▶ _What the exercise asks_: Type out the lines below exactly, pictures excluded.

Records from a data source:

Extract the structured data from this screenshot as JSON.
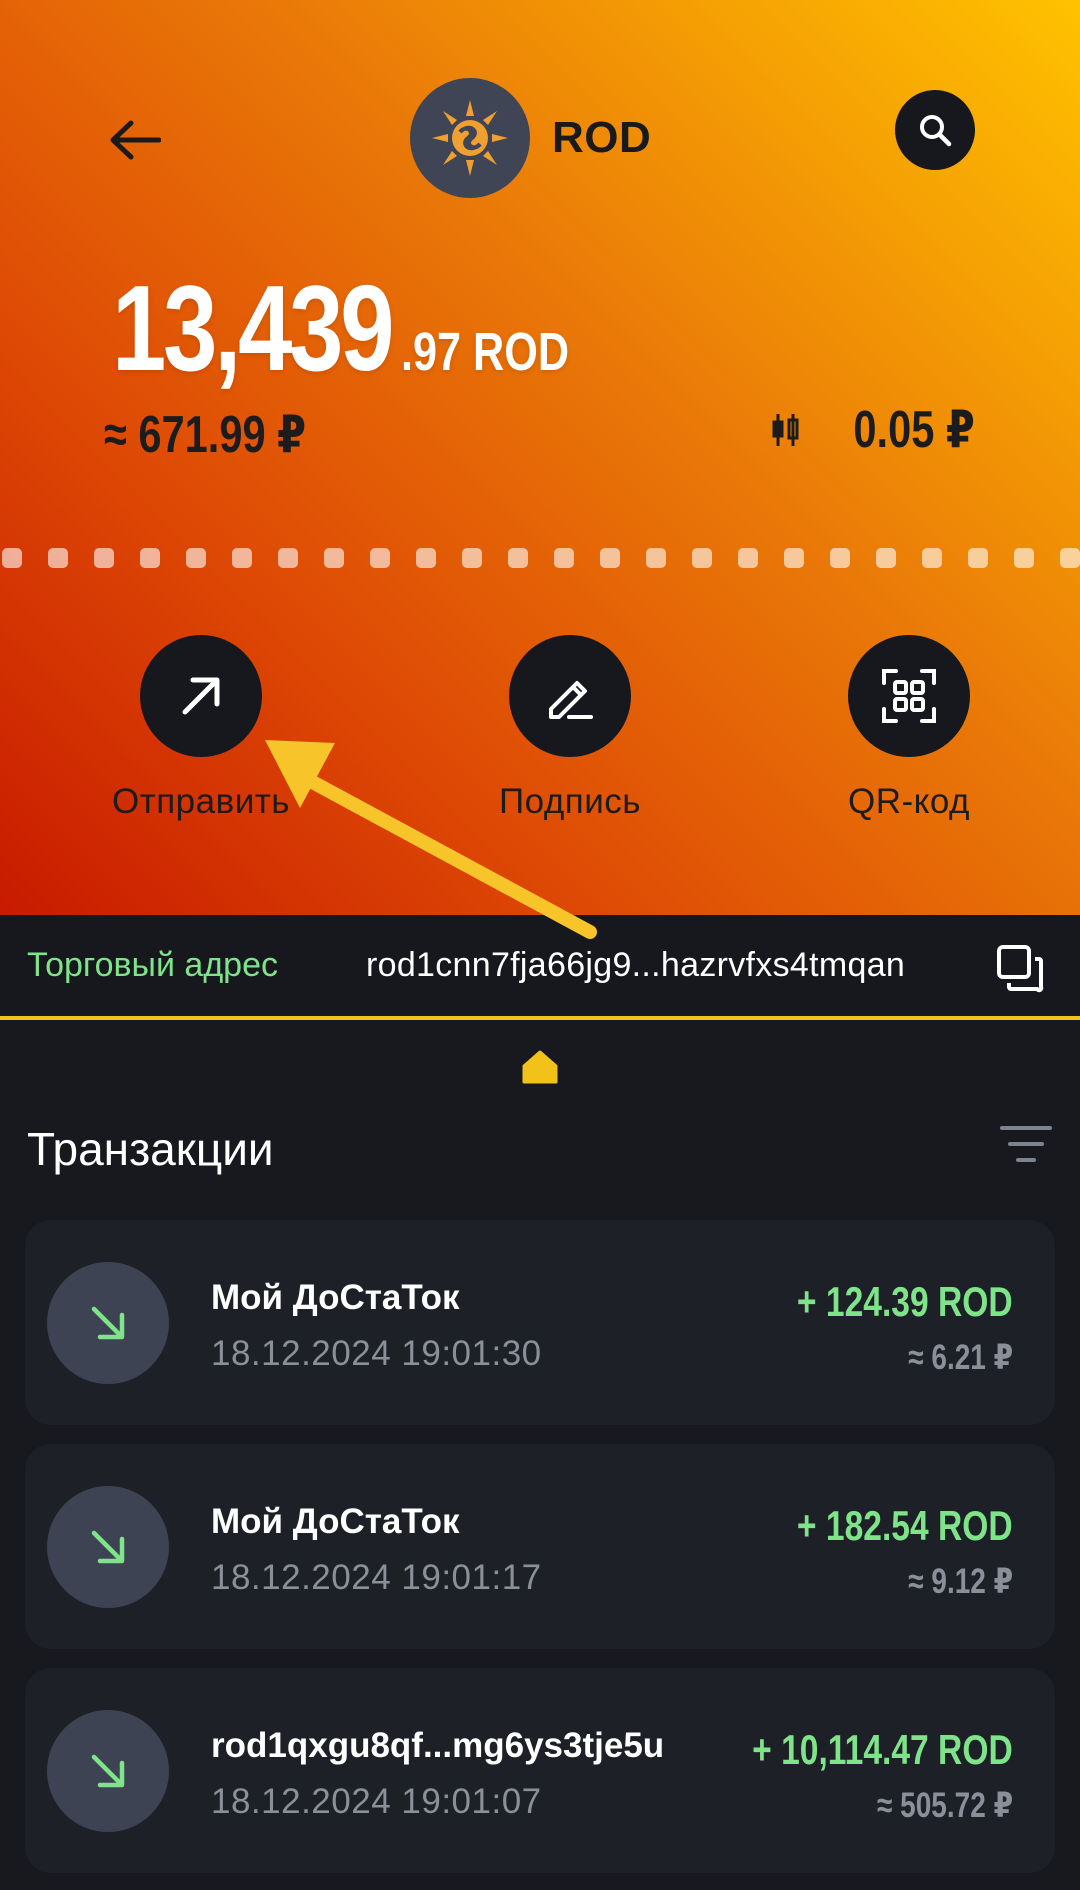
{
  "header": {
    "coin_name": "ROD",
    "balance_integer": "13,439",
    "balance_decimal": ".97 ROD",
    "fiat_value": "≈ 671.99 ₽",
    "price": "0.05 ₽"
  },
  "actions": [
    {
      "label": "Отправить",
      "icon": "arrow-up-right-icon"
    },
    {
      "label": "Подпись",
      "icon": "pen-icon"
    },
    {
      "label": "QR-код",
      "icon": "qr-scan-icon"
    }
  ],
  "address": {
    "label": "Торговый адрес",
    "value": "rod1cnn7fja66jg9...hazrvfxs4tmqan"
  },
  "transactions": {
    "title": "Транзакции",
    "items": [
      {
        "name": "Мой ДоСтаТок",
        "date": "18.12.2024 19:01:30",
        "amount": "+ 124.39 ROD",
        "fiat": "≈ 6.21 ₽"
      },
      {
        "name": "Мой ДоСтаТок",
        "date": "18.12.2024 19:01:17",
        "amount": "+ 182.54 ROD",
        "fiat": "≈ 9.12 ₽"
      },
      {
        "name": "rod1qxgu8qf...mg6ys3tje5u",
        "date": "18.12.2024 19:01:07",
        "amount": "+ 10,114.47 ROD",
        "fiat": "≈ 505.72 ₽"
      }
    ]
  },
  "colors": {
    "accent_green": "#7fe38a",
    "accent_yellow": "#f2c21a",
    "card_bg": "#1d2027",
    "page_bg": "#17191e"
  }
}
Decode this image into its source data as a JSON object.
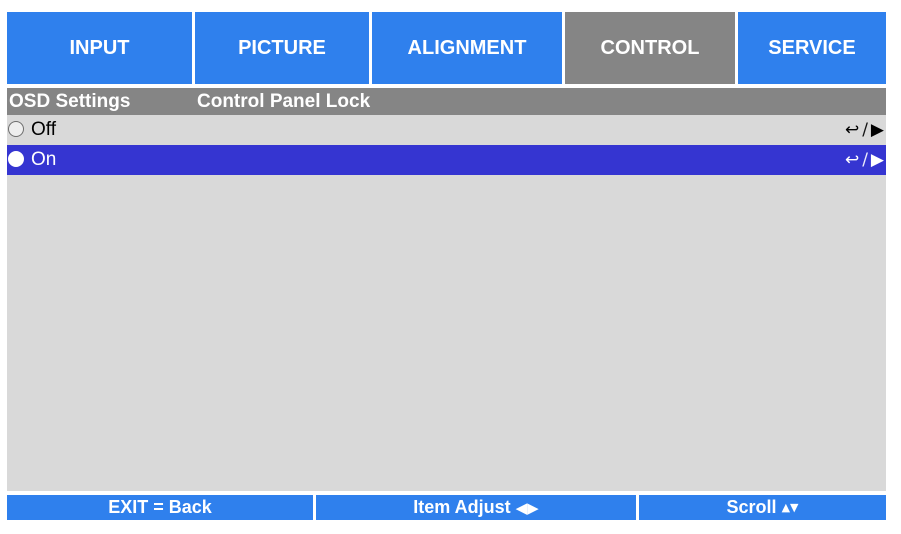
{
  "tabs": [
    {
      "label": "INPUT",
      "active": false
    },
    {
      "label": "PICTURE",
      "active": false
    },
    {
      "label": "ALIGNMENT",
      "active": false
    },
    {
      "label": "CONTROL",
      "active": true
    },
    {
      "label": "SERVICE",
      "active": false
    }
  ],
  "header": {
    "section": "OSD Settings",
    "title": "Control Panel Lock"
  },
  "options": [
    {
      "label": "Off",
      "selected": false,
      "hint_enter": "↩",
      "hint_sep": "/",
      "hint_arrow": "▶"
    },
    {
      "label": "On",
      "selected": true,
      "hint_enter": "↩",
      "hint_sep": "/",
      "hint_arrow": "▶"
    }
  ],
  "footer": {
    "exit": {
      "label": "EXIT = Back",
      "symbol": ""
    },
    "adjust": {
      "label": "Item Adjust",
      "symbol": "◀▶"
    },
    "scroll": {
      "label": "Scroll",
      "symbol": "▲▼"
    }
  },
  "colors": {
    "tab_blue": "#2f80ed",
    "tab_active_gray": "#858585",
    "highlight_row": "#3535d1",
    "content_bg": "#d9d9d9"
  }
}
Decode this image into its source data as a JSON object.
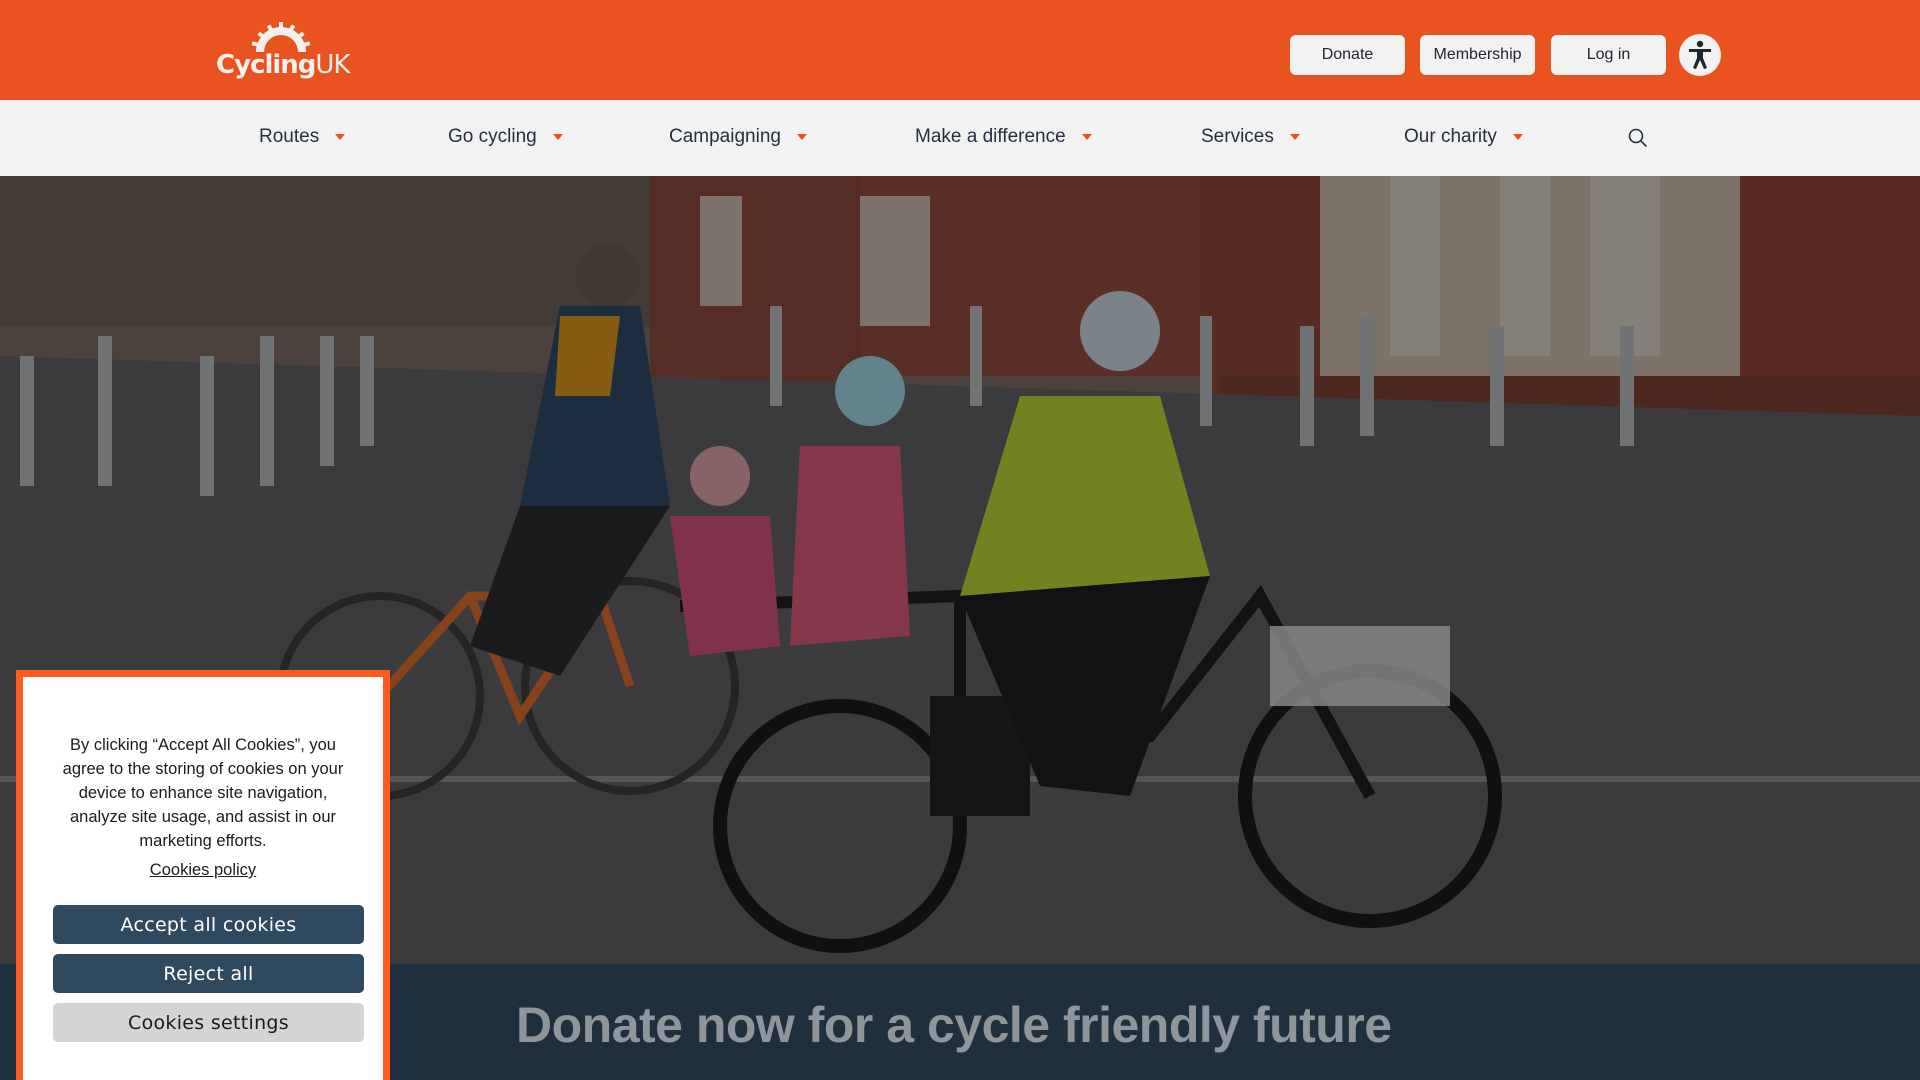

▶ _Result_:
Extract the structured data from this screenshot as JSON.
{
  "header": {
    "coin_name": "ROD",
    "balance_integer": "13,439",
    "balance_decimal": ".97 ROD",
    "fiat_value": "≈ 671.99 ₽",
    "price": "0.05 ₽"
  },
  "actions": [
    {
      "label": "Отправить",
      "icon": "arrow-up-right-icon"
    },
    {
      "label": "Подпись",
      "icon": "pen-icon"
    },
    {
      "label": "QR-код",
      "icon": "qr-scan-icon"
    }
  ],
  "address": {
    "label": "Торговый адрес",
    "value": "rod1cnn7fja66jg9...hazrvfxs4tmqan"
  },
  "transactions": {
    "title": "Транзакции",
    "items": [
      {
        "name": "Мой ДоСтаТок",
        "date": "18.12.2024 19:01:30",
        "amount": "+ 124.39 ROD",
        "fiat": "≈ 6.21 ₽"
      },
      {
        "name": "Мой ДоСтаТок",
        "date": "18.12.2024 19:01:17",
        "amount": "+ 182.54 ROD",
        "fiat": "≈ 9.12 ₽"
      },
      {
        "name": "rod1qxgu8qf...mg6ys3tje5u",
        "date": "18.12.2024 19:01:07",
        "amount": "+ 10,114.47 ROD",
        "fiat": "≈ 505.72 ₽"
      }
    ]
  },
  "colors": {
    "accent_green": "#7fe38a",
    "accent_yellow": "#f2c21a",
    "card_bg": "#1d2027",
    "page_bg": "#17191e"
  }
}
Decode this image into its source data as a JSON object.
{
  "tabs": [
    {
      "label": "INPUT",
      "active": false
    },
    {
      "label": "PICTURE",
      "active": false
    },
    {
      "label": "ALIGNMENT",
      "active": false
    },
    {
      "label": "CONTROL",
      "active": true
    },
    {
      "label": "SERVICE",
      "active": false
    }
  ],
  "header": {
    "section": "OSD Settings",
    "title": "Control Panel Lock"
  },
  "options": [
    {
      "label": "Off",
      "selected": false,
      "hint_enter": "↩",
      "hint_sep": "/",
      "hint_arrow": "▶"
    },
    {
      "label": "On",
      "selected": true,
      "hint_enter": "↩",
      "hint_sep": "/",
      "hint_arrow": "▶"
    }
  ],
  "footer": {
    "exit": {
      "label": "EXIT = Back",
      "symbol": ""
    },
    "adjust": {
      "label": "Item Adjust",
      "symbol": "◀▶"
    },
    "scroll": {
      "label": "Scroll",
      "symbol": "▲▼"
    }
  },
  "colors": {
    "tab_blue": "#2f80ed",
    "tab_active_gray": "#858585",
    "highlight_row": "#3535d1",
    "content_bg": "#d9d9d9"
  }
}
Decode this image into its source data as a JSON object.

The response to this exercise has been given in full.